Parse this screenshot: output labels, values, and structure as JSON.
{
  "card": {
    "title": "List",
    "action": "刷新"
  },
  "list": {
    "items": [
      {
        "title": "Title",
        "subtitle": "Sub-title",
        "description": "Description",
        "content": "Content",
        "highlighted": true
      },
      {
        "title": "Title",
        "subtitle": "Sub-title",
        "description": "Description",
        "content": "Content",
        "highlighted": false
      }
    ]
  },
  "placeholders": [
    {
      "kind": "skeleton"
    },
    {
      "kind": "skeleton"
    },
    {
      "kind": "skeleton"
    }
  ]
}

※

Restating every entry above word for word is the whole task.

* [Your solution]:
Parse this screenshot: output labels, values, and structure as JSON.
{
  "card": {
    "title": "List",
    "action": "刷新"
  },
  "list": {
    "items": [
      {
        "title": "Title",
        "subtitle": "Sub-title",
        "description": "Description",
        "content": "Content",
        "highlighted": true
      },
      {
        "title": "Title",
        "subtitle": "Sub-title",
        "description": "Description",
        "content": "Content",
        "highlighted": false
      }
    ]
  },
  "placeholders": [
    {
      "kind": "skeleton"
    },
    {
      "kind": "skeleton"
    },
    {
      "kind": "skeleton"
    }
  ]
}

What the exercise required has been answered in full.